With tropical storm Debby pounding the Tampa Bay area today and hurricane season on its way, we can’t help thinking about what we would do if we lost our most important documents should mother nature strike. Jim Wang saves the day and sheds light on the best ways to safeguard your documents.
We all have important documents. From the title to your car or house, to birth certificates, Social Security cards, and tax returns. We have to protect those important records and documents. You want to make sure that you can access these records when you need them, but you also need to make sure they are safe from the ravages of natural disasters.
If your home sustains damage because of flood, fire, tornado, earthquake, or act of God, you want to make sure that your important records aren’t destroyed in the process. One way to do this is to purchase a properly rated safe. There are safes designed to withstand fire and flood. Your original documents can be well protected. But what happens if you can’t access them when you need them? The answer is to keep an electronic copy in a safe place.
Keep Your Records Electronically
One way you can improve your ability to keep your records safe and accessible is to keep them electronically. Many investment brokers, banks, and even insurance companies provide electronic copies of important documents and statements. In this case, it’s often possible to access at least 12 months (or more) worth of information online.
You can also create your own electronic files. Just scan your original documents to create an electronic copy. You can keep these on a flash drive separate from the originals. You can keep it in a safe deposit box at the bank or a safe at your home (unless that’s where your paper copies are). It’s also possible to back up your files using secure cloud storage services. Even emailing them to yourself can create an easily accessible backup copy available where ever you have Internet access.
Protecting Your Electronic Files
Naturally, since these are all sensitive documents, you will be concerned with security. The downside to storing your files electronically is that you run the risk of someone seeing your files. You can reduce the likelihood that someone will see sensitive personal financial information by encrypting the files and/or protecting them with a password that would be difficult for others to guess. This will make it more difficult for others to access your information, but it still leaves it largely accessible to you, with a little extra effort.

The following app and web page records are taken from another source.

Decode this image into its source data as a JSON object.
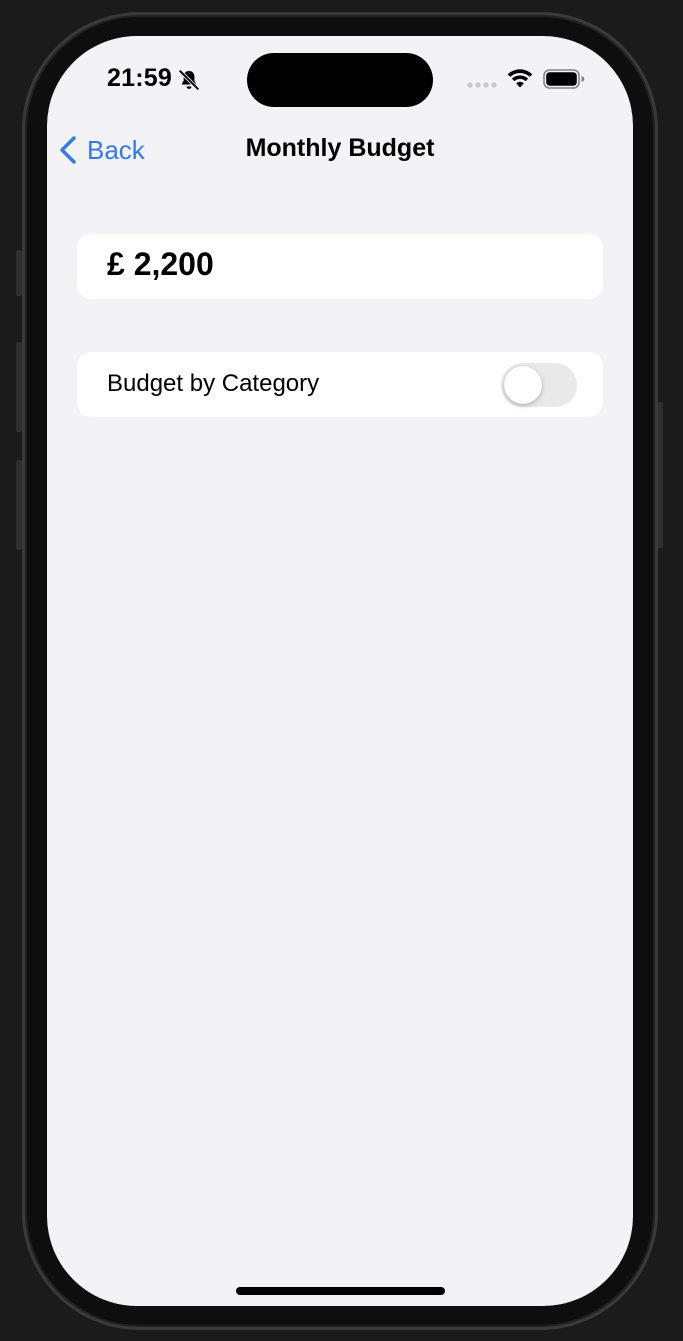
{
  "status_bar": {
    "time": "21:59",
    "icons": [
      "bell-slash-icon",
      "signal-dots-icon",
      "wifi-icon",
      "battery-icon"
    ]
  },
  "nav": {
    "back_label": "Back",
    "title": "Monthly Budget"
  },
  "budget": {
    "amount": "£ 2,200"
  },
  "category_row": {
    "label": "Budget by Category",
    "toggle_on": false
  },
  "colors": {
    "accent": "#3478f6",
    "background": "#f2f2f7",
    "card": "#ffffff",
    "toggle_off": "#e9e9ea"
  }
}
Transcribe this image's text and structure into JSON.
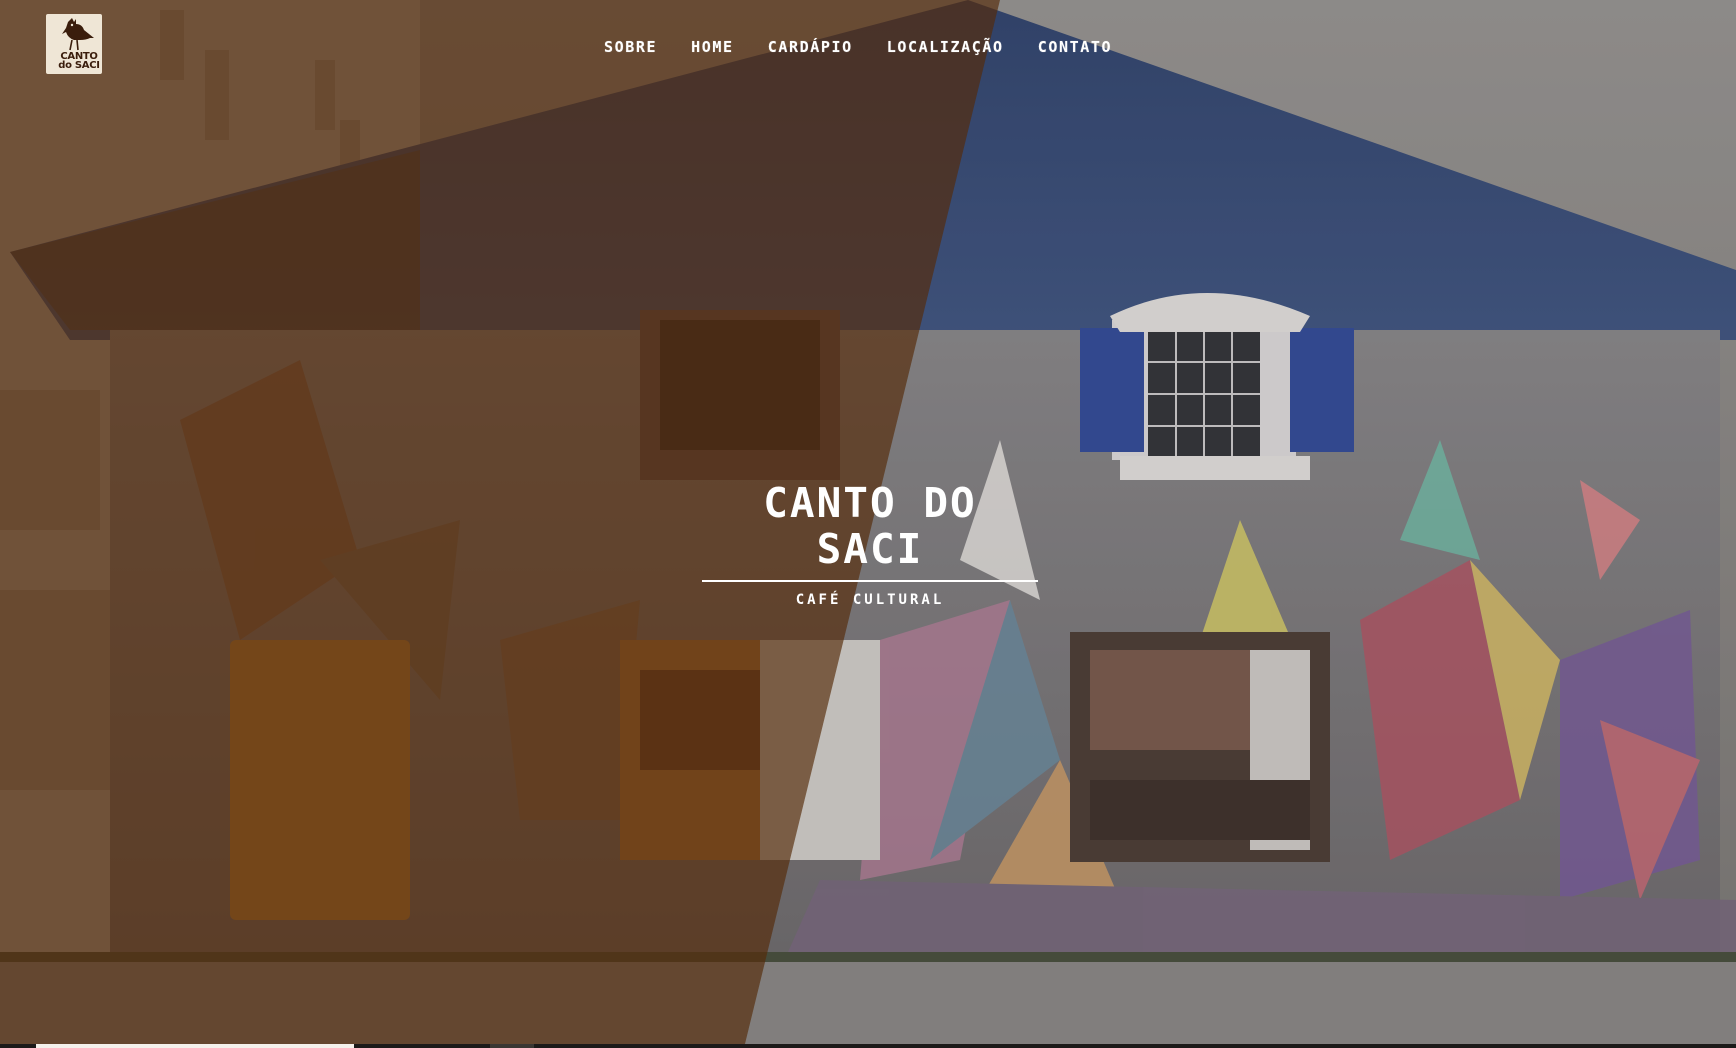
{
  "brand": {
    "logo_lines": [
      "CANTO",
      "do SACI"
    ],
    "title": "CANTO DO SACI",
    "tagline": "CAFÉ CULTURAL"
  },
  "nav": {
    "items": [
      {
        "label": "SOBRE"
      },
      {
        "label": "HOME"
      },
      {
        "label": "CARDÁPIO"
      },
      {
        "label": "LOCALIZAÇÃO"
      },
      {
        "label": "CONTATO"
      }
    ]
  },
  "colors": {
    "overlay_brown": "#542c0c",
    "text": "#ffffff",
    "logo_bg": "#efe6d6"
  }
}
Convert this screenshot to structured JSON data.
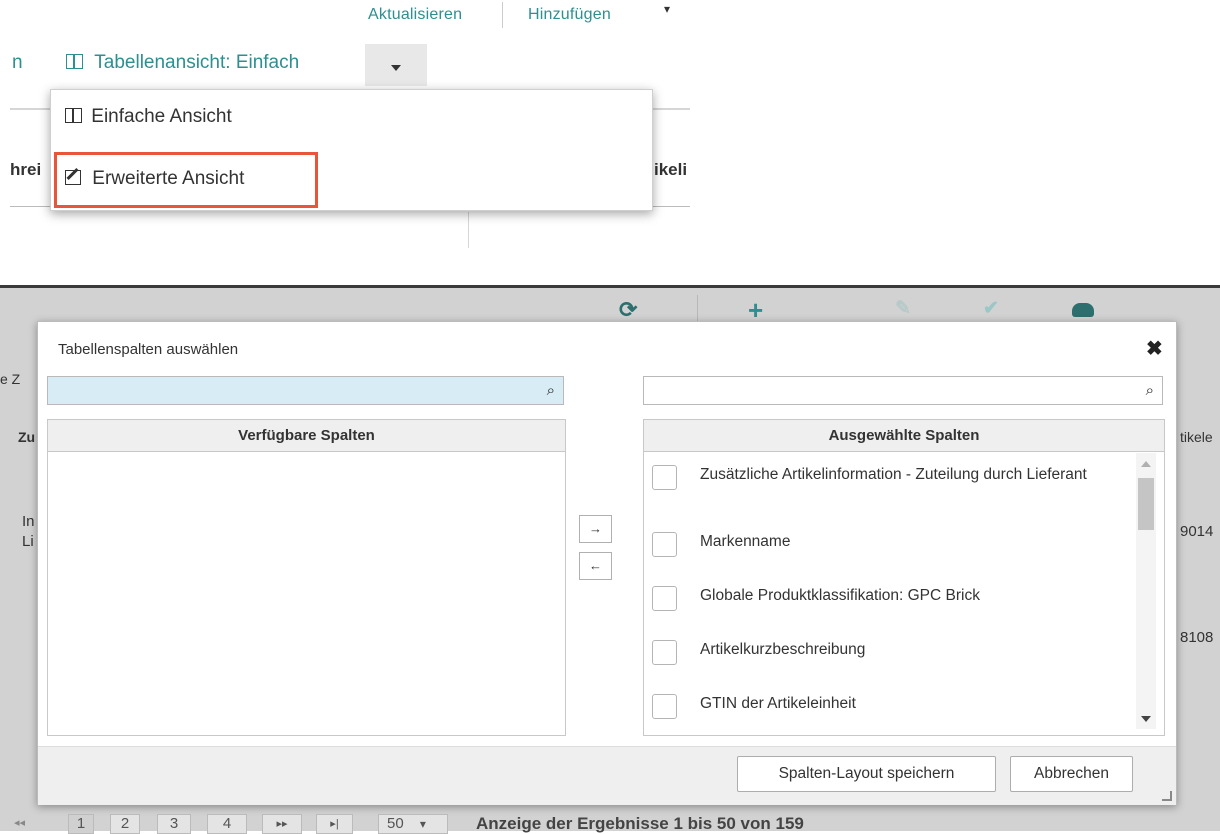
{
  "top_links": {
    "refresh": "Aktualisieren",
    "add": "Hinzufügen"
  },
  "view_bar": {
    "prev_fragment": "n",
    "view_label": "Tabellenansicht: Einfach"
  },
  "view_menu": {
    "items": [
      {
        "label": "Einfache Ansicht",
        "icon": "table-icon"
      },
      {
        "label": "Erweiterte Ansicht",
        "icon": "edit-icon"
      }
    ],
    "highlighted_index": 1
  },
  "bg_fragments": {
    "left_header": "hrei",
    "right_header": "ikeli"
  },
  "lower_bg": {
    "left_tab": "e Z",
    "left_col_header": "Zu",
    "left_row1": "In",
    "left_row2": "Li",
    "right_col_header": "tikele",
    "right_row1": "9014",
    "right_row2": "8108"
  },
  "dialog": {
    "title": "Tabellenspalten auswählen",
    "close_label": "✖",
    "left_search_value": "",
    "right_search_value": "",
    "available_header": "Verfügbare Spalten",
    "selected_header": "Ausgewählte Spalten",
    "move_right_label": "→",
    "move_left_label": "←",
    "selected_columns": [
      "Zusätzliche Artikelinformation - Zuteilung durch Lieferant",
      "Markenname",
      "Globale Produktklassifikation: GPC Brick",
      "Artikelkurzbeschreibung",
      "GTIN der Artikeleinheit"
    ],
    "save_button": "Spalten-Layout speichern",
    "cancel_button": "Abbrechen"
  },
  "pagination": {
    "pages": [
      "1",
      "2",
      "3",
      "4"
    ],
    "active_page": "1",
    "first": "◂◂",
    "next": "▸▸",
    "last": "▸|",
    "page_size": "50",
    "page_size_caret": "▾",
    "info": "Anzeige der Ergebnisse 1 bis 50 von 159"
  },
  "colors": {
    "accent": "#2d8f8f",
    "highlight": "#e8553a",
    "dialog_bg": "#ffffff",
    "overlay": "#d2d2d2"
  }
}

When protecting your electronic files, it’s important to make sure that the information is regularly updated. When you make changes to beneficiary information, or if you do something new with an account, you should make sure that you have the most up to date records. Using an external hard drive or flash drive can help you overwrite old information, as can online storage. Burning to disc can be effective, but you might need a new disc each time you change your information.
Lastly, you need to know that your important documents are safe and accessible. Keep originals in a good safe, but also consider keeping electronic copies. You might eventually need the originals of your important papers, but if they are buried under the rubble of your home, the electronic record that you have stored in a secure cloud drive online might suffice until your records are available. Take the proper steps to protect your information, and you will be prepared in any emergency.